((

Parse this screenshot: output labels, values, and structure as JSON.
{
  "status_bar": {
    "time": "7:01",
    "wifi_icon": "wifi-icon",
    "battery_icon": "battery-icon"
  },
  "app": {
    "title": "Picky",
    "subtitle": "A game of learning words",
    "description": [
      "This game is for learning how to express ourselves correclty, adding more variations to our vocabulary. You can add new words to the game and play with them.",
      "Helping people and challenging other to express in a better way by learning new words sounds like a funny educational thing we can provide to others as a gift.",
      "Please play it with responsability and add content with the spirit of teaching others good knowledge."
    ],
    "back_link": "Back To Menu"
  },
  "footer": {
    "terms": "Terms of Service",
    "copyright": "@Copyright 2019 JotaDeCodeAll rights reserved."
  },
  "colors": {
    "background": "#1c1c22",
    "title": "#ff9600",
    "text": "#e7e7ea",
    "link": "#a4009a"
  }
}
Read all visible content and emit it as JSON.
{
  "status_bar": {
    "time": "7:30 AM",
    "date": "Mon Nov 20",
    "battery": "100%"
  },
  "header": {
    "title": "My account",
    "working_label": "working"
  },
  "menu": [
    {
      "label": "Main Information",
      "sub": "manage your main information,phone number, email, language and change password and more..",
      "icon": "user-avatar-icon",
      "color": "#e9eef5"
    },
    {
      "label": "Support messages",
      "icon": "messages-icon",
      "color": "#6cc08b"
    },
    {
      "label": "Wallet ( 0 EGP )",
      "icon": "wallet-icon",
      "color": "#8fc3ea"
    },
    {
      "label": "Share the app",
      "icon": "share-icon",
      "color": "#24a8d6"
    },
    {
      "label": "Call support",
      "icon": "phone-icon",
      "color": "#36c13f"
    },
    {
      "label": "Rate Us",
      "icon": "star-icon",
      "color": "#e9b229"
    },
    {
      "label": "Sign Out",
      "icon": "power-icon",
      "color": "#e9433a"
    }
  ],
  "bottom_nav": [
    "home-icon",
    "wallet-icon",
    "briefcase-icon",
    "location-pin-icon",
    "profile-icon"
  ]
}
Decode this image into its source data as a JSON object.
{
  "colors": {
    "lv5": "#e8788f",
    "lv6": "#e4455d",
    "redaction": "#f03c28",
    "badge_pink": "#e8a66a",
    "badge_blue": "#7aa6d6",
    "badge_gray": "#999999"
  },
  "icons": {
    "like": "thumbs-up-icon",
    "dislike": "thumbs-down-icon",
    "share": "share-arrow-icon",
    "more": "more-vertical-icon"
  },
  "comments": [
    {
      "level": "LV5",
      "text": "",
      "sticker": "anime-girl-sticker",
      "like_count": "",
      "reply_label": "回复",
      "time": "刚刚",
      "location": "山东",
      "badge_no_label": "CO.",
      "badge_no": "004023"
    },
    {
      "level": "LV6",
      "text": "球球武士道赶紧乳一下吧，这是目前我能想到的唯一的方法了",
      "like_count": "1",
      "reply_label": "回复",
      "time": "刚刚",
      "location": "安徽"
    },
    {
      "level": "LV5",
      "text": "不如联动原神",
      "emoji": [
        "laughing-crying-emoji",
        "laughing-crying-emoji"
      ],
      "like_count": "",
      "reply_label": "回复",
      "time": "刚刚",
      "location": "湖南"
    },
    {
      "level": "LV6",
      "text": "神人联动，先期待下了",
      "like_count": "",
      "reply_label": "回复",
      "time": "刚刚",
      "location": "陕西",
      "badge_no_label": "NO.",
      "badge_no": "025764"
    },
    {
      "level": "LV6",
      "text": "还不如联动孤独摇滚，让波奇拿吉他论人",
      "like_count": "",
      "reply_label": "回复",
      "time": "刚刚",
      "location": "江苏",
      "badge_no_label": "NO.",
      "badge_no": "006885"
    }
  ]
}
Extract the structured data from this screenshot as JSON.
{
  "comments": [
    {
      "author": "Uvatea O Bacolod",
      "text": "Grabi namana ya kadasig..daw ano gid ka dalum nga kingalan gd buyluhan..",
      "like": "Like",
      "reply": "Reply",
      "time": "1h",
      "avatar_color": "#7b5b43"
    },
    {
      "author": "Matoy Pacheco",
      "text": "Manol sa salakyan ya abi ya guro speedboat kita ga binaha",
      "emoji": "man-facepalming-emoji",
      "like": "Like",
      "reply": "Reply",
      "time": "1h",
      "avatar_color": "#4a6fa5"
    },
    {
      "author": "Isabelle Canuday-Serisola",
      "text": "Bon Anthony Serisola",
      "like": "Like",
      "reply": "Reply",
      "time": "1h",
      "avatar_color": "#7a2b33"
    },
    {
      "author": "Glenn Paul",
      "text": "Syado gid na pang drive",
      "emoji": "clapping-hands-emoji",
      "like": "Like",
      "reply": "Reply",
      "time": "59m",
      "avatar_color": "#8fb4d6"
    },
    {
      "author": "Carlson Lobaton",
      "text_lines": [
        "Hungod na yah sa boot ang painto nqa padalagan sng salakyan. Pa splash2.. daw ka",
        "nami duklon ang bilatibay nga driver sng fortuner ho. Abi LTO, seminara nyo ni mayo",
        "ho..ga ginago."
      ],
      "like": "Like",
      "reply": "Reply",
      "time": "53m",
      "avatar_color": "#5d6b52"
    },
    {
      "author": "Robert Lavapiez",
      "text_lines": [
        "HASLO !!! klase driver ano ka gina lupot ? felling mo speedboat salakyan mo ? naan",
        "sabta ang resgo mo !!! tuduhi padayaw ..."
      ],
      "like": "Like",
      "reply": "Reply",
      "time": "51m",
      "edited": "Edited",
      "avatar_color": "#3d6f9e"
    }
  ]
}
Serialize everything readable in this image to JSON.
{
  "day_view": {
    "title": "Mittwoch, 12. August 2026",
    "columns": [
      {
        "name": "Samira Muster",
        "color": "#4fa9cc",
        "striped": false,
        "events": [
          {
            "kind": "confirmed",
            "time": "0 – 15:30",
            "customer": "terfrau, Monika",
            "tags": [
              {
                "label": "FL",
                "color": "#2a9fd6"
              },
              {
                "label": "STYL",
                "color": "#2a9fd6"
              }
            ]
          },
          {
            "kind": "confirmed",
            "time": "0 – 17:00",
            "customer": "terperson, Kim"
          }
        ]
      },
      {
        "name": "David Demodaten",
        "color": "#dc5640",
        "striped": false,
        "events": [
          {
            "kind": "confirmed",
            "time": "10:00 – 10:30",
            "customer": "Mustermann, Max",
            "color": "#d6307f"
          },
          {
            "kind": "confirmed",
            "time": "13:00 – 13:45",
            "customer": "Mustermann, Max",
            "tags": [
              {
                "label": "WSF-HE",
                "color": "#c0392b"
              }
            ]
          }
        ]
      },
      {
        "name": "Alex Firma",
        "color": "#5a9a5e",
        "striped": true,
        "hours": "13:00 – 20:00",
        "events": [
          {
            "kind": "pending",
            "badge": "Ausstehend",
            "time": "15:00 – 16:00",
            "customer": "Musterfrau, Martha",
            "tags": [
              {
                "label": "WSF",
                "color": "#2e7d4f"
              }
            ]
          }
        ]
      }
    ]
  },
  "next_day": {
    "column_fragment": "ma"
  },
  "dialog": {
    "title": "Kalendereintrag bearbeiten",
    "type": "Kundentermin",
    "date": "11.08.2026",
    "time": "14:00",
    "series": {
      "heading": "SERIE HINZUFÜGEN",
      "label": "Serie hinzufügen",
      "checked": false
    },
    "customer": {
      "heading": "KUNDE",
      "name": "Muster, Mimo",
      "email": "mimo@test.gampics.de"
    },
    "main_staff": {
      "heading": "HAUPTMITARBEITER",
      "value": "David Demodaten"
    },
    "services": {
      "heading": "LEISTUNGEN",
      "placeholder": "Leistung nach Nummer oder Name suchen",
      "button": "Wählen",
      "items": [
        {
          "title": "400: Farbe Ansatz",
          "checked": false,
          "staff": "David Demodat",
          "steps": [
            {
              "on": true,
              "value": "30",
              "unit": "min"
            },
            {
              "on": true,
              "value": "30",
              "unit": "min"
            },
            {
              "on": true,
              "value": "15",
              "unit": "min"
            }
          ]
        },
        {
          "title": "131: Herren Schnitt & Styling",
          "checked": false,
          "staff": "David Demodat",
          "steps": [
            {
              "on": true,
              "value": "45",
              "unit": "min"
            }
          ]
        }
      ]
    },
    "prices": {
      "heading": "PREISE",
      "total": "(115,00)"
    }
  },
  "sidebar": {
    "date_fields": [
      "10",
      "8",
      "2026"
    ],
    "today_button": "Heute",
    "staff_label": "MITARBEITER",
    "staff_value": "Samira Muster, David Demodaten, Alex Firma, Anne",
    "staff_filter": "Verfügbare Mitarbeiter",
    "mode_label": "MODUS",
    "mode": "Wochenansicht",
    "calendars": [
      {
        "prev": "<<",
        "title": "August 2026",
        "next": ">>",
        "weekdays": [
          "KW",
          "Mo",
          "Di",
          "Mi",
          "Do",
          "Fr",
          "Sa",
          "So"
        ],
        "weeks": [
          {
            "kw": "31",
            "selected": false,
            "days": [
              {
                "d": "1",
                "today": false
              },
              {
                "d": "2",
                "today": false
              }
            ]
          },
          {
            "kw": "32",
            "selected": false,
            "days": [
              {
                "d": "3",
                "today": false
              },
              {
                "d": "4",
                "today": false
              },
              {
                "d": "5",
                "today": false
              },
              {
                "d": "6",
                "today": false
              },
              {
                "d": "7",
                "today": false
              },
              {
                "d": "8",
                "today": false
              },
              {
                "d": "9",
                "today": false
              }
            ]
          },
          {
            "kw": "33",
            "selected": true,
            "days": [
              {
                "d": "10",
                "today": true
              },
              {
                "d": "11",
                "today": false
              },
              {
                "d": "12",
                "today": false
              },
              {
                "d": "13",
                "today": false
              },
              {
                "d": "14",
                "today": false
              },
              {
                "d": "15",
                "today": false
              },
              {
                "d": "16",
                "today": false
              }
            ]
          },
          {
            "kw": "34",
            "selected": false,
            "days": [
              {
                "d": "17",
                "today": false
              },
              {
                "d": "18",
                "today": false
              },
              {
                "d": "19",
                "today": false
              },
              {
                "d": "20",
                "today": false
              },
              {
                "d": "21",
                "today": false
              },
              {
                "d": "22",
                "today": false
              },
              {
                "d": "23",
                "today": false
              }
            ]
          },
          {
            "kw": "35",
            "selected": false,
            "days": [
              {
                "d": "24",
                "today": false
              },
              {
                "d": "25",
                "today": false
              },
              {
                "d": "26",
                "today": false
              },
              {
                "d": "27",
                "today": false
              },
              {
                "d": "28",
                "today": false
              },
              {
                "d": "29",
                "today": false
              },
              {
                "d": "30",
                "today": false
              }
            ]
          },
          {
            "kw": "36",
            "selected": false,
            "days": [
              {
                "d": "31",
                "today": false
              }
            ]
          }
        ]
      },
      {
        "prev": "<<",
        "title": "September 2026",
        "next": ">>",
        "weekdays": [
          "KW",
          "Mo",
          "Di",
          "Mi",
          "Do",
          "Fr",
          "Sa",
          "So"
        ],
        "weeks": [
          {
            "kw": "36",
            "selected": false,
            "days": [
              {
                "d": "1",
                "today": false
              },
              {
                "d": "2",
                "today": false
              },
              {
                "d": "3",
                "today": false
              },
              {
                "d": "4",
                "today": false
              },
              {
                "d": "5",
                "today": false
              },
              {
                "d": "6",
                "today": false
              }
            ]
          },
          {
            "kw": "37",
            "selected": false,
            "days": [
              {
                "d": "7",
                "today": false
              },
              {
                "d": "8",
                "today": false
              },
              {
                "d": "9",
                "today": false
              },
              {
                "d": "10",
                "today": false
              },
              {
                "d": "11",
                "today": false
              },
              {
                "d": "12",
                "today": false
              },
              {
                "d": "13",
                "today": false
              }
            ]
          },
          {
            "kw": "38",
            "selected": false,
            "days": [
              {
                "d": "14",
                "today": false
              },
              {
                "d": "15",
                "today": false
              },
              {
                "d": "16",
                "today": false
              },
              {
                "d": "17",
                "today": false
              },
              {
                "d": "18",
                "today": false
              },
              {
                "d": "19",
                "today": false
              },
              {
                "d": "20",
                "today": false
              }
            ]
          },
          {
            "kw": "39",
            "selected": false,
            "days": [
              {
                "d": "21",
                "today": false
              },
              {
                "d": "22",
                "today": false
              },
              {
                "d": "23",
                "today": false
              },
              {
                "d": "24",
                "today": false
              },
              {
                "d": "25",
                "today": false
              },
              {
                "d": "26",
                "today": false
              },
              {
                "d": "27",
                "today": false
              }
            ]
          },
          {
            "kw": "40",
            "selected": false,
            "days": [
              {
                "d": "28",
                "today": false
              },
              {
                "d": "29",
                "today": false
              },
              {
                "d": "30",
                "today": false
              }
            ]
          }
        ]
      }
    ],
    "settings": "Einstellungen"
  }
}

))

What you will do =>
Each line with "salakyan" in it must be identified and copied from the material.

Answer below =>
      "text": "Manol sa salakyan ya abi ya guro speedboat kita ga binaha",
        "Hungod na yah sa boot ang painto nqa padalagan sng salakyan. Pa splash2.. daw ka",
        "HASLO !!! klase driver ano ka gina lupot ? felling mo speedboat salakyan mo ? naan",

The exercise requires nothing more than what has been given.